**EXERCISE OBJECTIVE:** Among the lines below, copy each one in which "icon" appears.

**RECORDED DATA:**
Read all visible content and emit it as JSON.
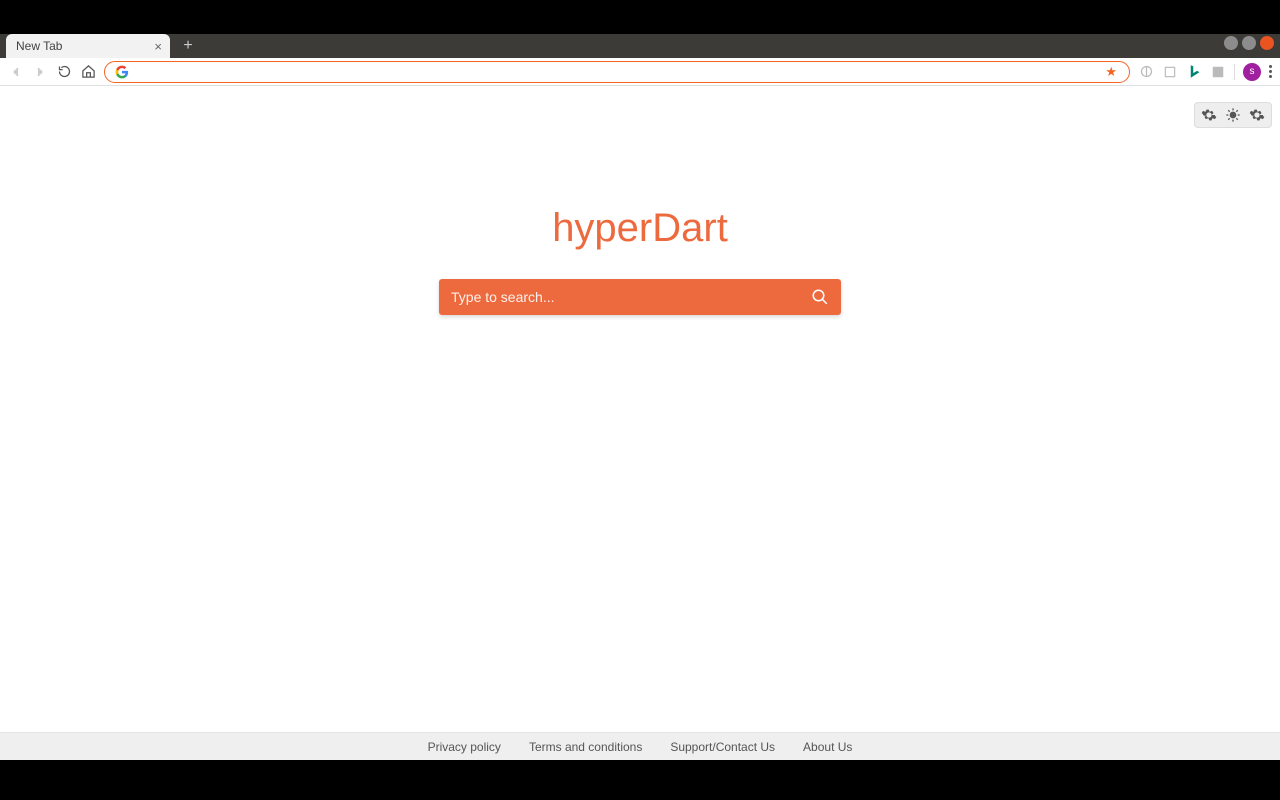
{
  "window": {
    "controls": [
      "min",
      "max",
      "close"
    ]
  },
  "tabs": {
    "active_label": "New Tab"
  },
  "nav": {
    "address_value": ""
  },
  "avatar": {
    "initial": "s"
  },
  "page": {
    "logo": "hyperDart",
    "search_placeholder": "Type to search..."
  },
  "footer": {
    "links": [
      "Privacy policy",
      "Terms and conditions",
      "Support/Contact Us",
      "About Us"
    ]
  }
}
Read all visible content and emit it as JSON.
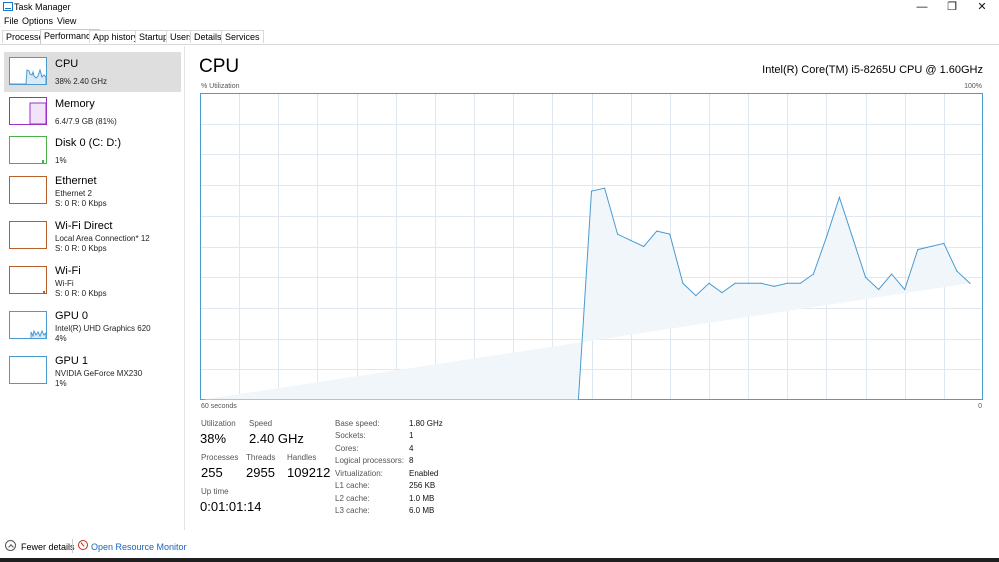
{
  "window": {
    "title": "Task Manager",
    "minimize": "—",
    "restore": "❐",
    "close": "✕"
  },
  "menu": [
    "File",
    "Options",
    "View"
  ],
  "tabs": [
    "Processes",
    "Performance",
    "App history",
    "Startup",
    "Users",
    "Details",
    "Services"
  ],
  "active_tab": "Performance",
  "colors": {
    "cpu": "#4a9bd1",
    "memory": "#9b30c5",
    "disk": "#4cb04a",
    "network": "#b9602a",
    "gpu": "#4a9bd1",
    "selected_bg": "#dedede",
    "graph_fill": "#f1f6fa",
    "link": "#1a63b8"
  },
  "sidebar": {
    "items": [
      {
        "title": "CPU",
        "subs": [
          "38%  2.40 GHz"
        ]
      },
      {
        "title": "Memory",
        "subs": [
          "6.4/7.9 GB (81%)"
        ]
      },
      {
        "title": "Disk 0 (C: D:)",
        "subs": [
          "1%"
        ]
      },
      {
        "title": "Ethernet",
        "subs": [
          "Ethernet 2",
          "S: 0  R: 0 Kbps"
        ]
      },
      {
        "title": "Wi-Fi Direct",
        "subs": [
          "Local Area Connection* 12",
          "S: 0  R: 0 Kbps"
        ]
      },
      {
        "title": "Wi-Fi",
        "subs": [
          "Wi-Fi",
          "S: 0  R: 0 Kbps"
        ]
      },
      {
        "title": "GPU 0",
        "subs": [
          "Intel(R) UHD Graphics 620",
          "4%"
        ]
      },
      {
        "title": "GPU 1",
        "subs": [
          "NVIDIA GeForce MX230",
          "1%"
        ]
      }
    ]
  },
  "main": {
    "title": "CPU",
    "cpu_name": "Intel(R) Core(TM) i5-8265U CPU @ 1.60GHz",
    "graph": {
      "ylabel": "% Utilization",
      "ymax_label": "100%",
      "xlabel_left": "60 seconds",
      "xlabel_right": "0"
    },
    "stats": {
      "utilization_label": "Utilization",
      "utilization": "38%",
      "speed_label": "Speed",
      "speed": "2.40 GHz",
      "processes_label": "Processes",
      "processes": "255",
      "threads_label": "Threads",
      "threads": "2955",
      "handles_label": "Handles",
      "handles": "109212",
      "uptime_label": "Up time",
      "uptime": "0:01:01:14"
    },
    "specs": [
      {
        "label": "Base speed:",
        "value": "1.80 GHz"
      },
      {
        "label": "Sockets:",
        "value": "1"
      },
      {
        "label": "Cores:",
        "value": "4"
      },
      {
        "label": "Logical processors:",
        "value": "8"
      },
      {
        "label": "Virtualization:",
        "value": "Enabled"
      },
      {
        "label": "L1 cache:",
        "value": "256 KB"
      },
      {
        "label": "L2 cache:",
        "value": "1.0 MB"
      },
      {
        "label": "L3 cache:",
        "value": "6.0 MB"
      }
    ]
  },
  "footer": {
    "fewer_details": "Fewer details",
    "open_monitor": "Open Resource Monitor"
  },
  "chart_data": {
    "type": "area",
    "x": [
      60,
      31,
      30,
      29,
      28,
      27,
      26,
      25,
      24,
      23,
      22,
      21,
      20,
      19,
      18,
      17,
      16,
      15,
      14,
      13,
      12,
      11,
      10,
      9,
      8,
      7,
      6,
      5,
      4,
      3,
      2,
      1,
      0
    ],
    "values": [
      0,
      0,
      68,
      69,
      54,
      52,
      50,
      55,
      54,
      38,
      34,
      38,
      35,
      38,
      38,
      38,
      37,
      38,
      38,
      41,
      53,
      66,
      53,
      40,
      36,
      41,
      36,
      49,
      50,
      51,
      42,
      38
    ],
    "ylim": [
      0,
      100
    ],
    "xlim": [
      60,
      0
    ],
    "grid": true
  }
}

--

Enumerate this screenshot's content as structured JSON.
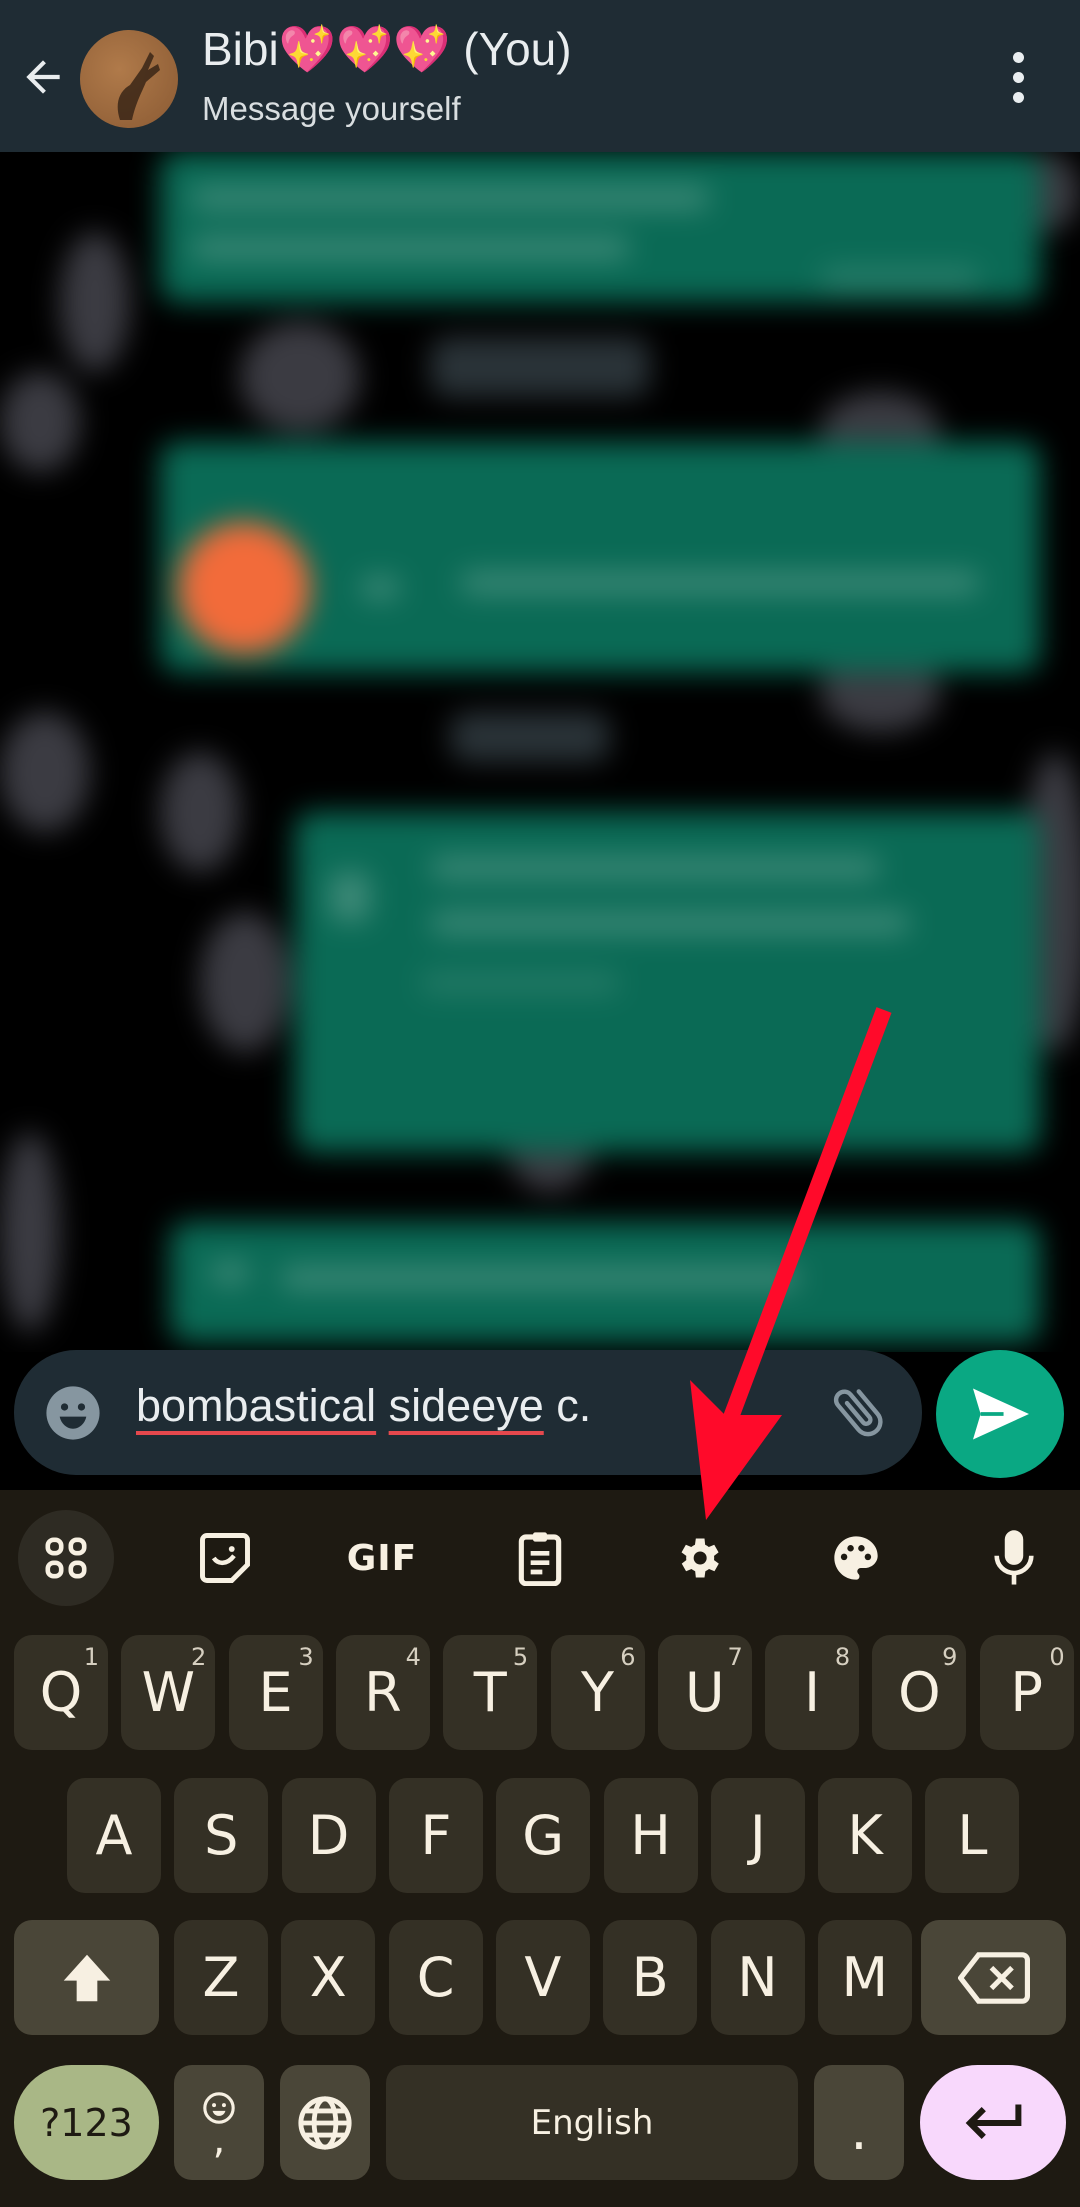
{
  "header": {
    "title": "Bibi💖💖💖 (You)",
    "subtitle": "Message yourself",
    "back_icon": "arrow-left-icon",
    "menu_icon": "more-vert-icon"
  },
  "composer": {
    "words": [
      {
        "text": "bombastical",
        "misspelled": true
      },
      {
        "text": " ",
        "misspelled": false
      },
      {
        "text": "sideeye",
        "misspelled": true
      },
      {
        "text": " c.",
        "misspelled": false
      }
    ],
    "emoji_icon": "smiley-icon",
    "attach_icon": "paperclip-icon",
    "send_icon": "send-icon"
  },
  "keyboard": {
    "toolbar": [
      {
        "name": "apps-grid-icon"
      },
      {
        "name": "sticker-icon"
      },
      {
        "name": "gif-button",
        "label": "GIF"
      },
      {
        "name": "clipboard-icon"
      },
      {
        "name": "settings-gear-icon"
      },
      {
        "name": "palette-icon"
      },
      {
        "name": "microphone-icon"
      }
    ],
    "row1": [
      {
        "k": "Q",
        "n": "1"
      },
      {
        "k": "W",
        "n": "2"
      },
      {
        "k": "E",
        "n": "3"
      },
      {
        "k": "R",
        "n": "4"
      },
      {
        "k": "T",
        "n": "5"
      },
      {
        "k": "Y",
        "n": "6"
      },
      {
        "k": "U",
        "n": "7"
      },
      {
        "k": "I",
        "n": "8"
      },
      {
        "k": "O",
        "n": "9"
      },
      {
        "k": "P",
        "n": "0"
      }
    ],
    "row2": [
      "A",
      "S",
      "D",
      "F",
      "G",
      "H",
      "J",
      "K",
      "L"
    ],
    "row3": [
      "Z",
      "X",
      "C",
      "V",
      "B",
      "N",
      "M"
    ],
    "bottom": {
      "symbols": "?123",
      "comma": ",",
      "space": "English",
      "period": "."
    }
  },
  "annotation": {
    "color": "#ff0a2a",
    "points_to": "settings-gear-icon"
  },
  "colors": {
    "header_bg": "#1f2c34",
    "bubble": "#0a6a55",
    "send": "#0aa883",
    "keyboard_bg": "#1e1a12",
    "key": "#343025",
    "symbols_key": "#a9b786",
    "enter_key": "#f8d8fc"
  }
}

**EXERCISE RESPONSE:**
    "back_icon": "arrow-left-icon",
    "menu_icon": "more-vert-icon"
    "emoji_icon": "smiley-icon",
    "attach_icon": "paperclip-icon",
    "send_icon": "send-icon"
        "name": "apps-grid-icon"
        "name": "sticker-icon"
        "name": "clipboard-icon"
        "name": "settings-gear-icon"
        "name": "palette-icon"
        "name": "microphone-icon"
    "points_to": "settings-gear-icon"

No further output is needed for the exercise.